Seeds of Organic Farming: Plant Breeding & Preserving Diversity

Scientist, Organic Farmer & Seedsman Alan Kapuler Discusses Organic Farming’s Past, Present & Future and Plant Breeding

Alan Kapuler graduated from Yale University in 1962 when he was just 19. He went on to receive a Ph.D. in Molecular Biology from Rockefeller University. He is a seed saver, plant breeder, painter, organic farmer and public domain plant breeder advocate who co-founded Seeds of Change. He lives in Corvalis, Oregon. Kapuler shares the history and the origins of the California organic farming movement and its parallels with the national organic farming movement, as well as his own personal story and evolution as an agriculturalist, geneticist, organic grower, seed saver, plant breeder and biologist.

Interviewed by David Kupfer

Connecting with Nature

ACRES U.S.A. What was your first exposure to agriculture?
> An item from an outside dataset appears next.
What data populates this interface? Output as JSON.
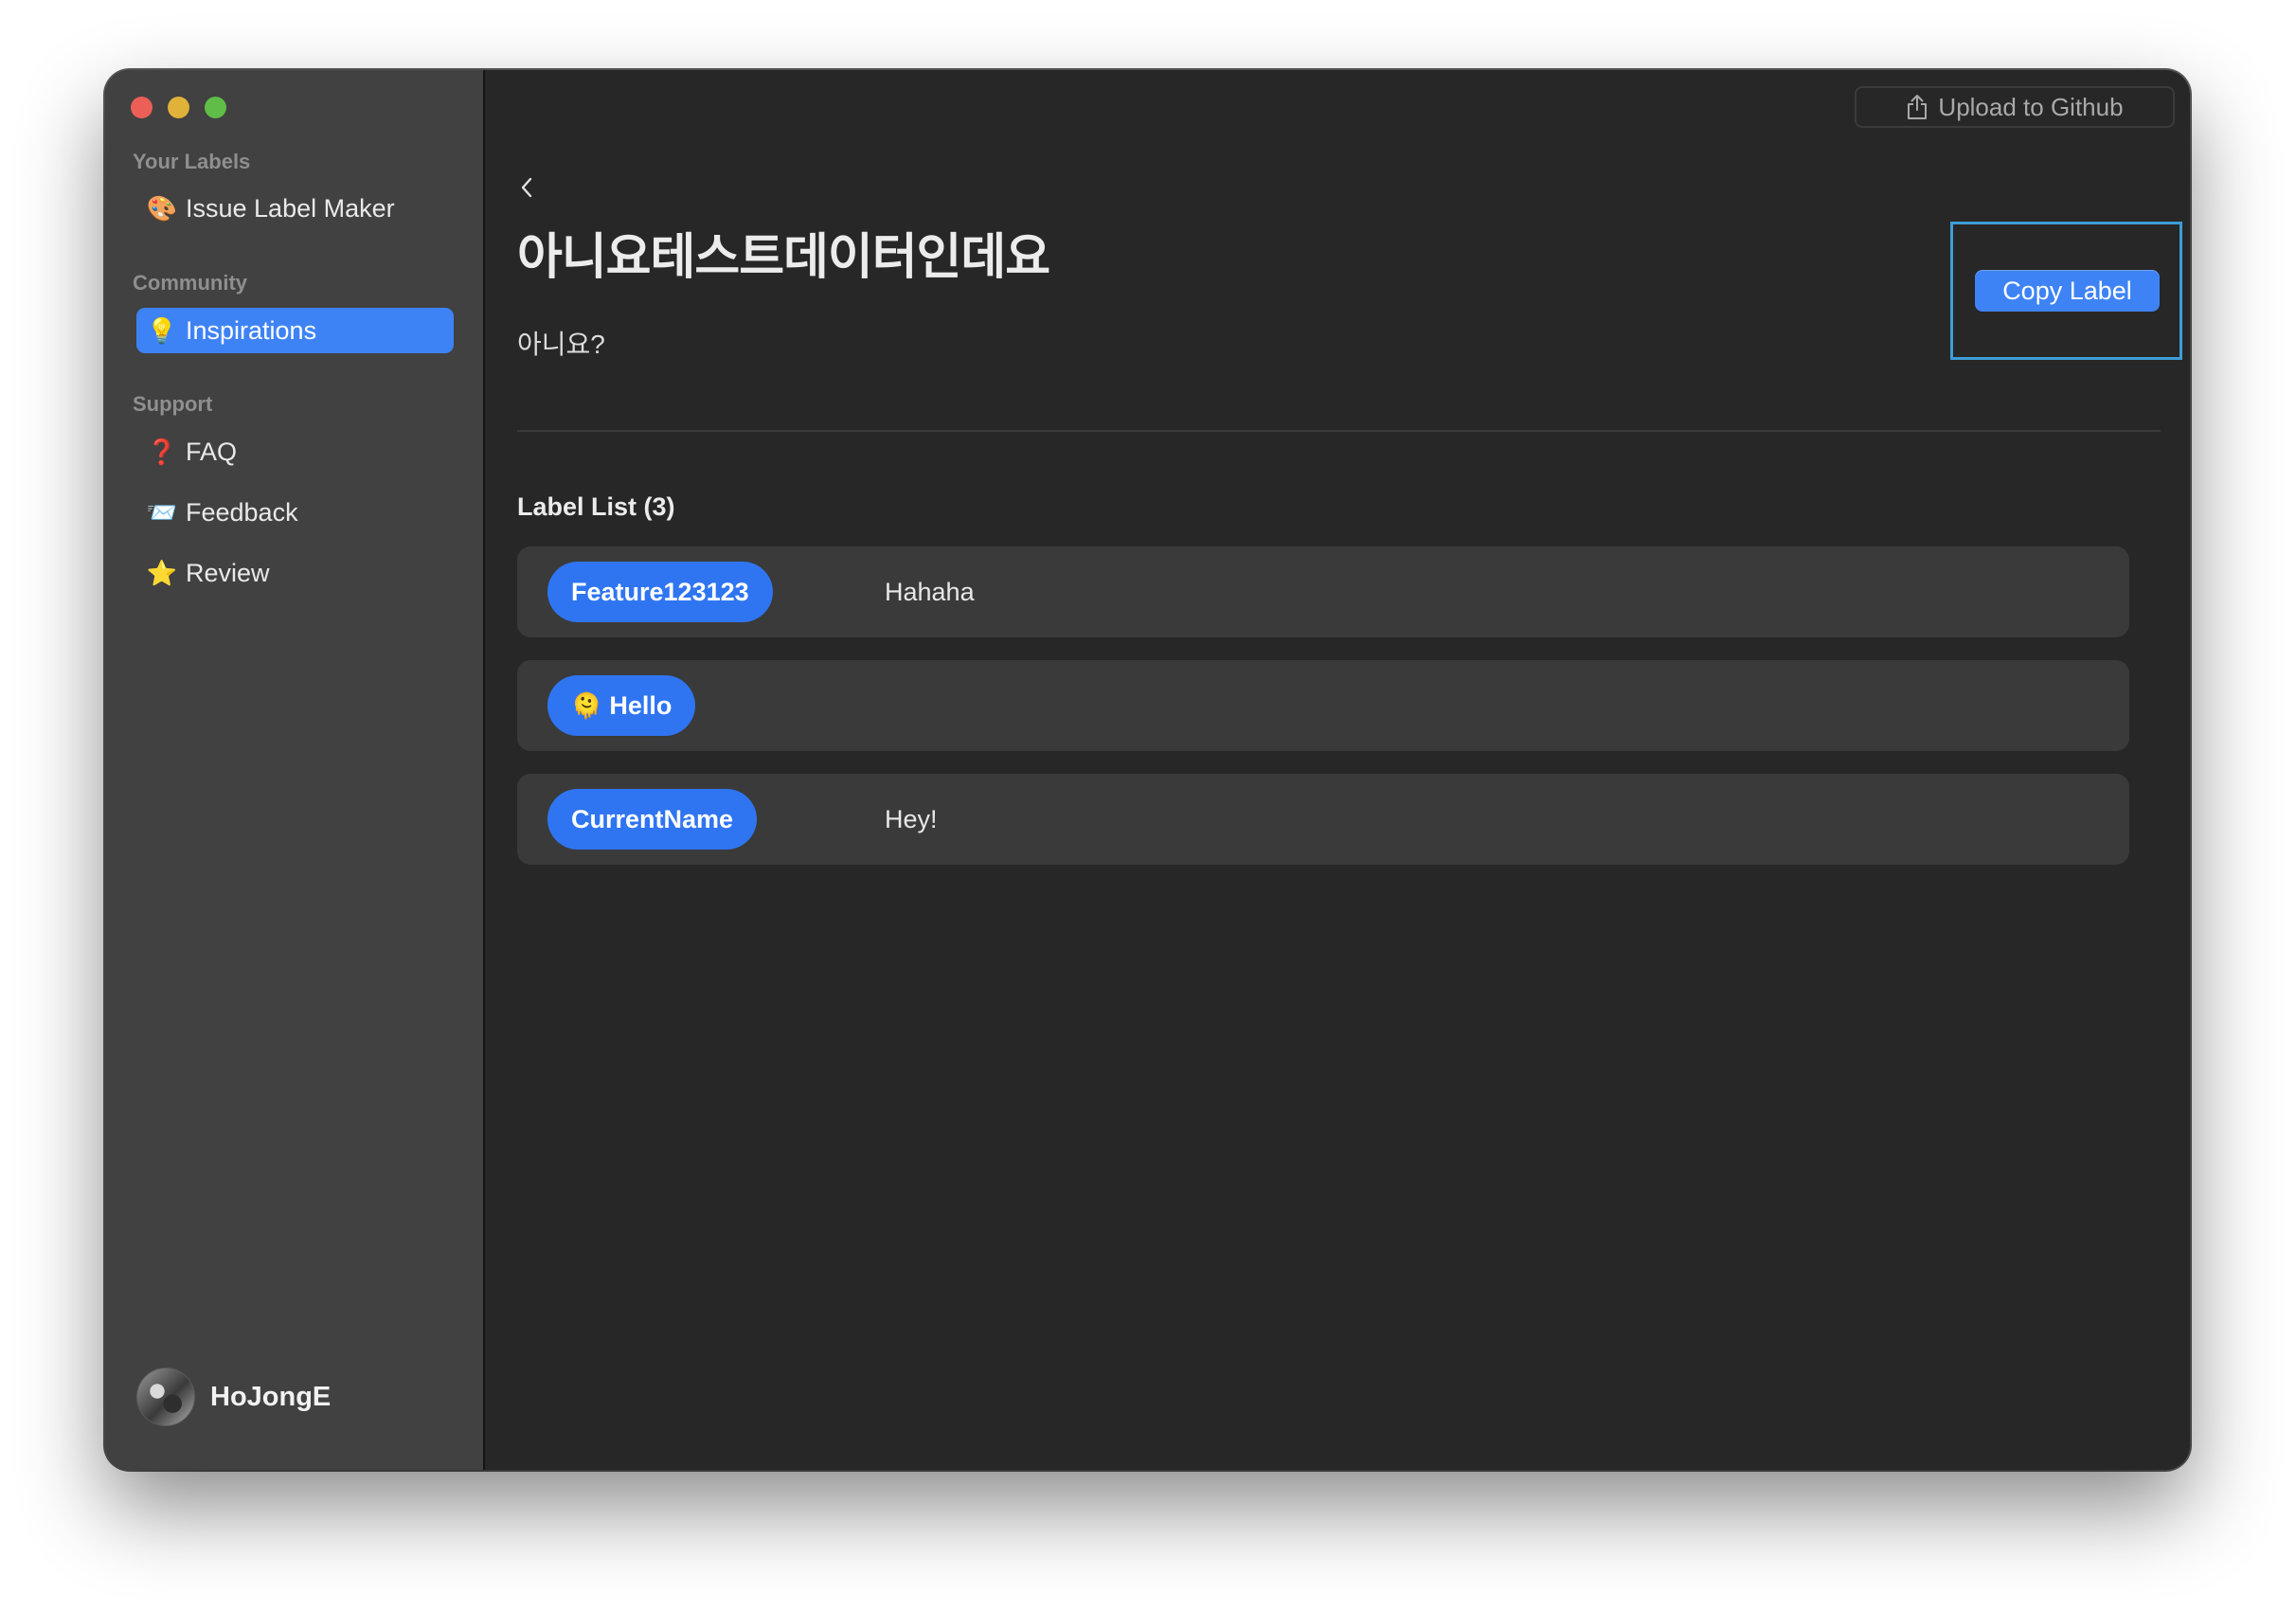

ALAN KAPULER. When I was nine or ten, my parents got an old chicken barn in upstate New York they bought for a summer country house. It was a big, long, low-ceilinged chicken barn they wanted to turn into a house, a place to live during the summer, as we lived in Brooklyn. We would go up there every summer for years. We used to get fresh corn and strawberries from a man who lived down the road. He had a field of corn and a bunch of strawberries. I remember that was the liberating experience of my life. It was probably one of the most formative things that happened to me because it was the first time I would go out in the corn and nobody knew where I was. I remember being safe in the cornfield. Back in Brooklyn I was getting beat up for one reason or another. Continue Reading →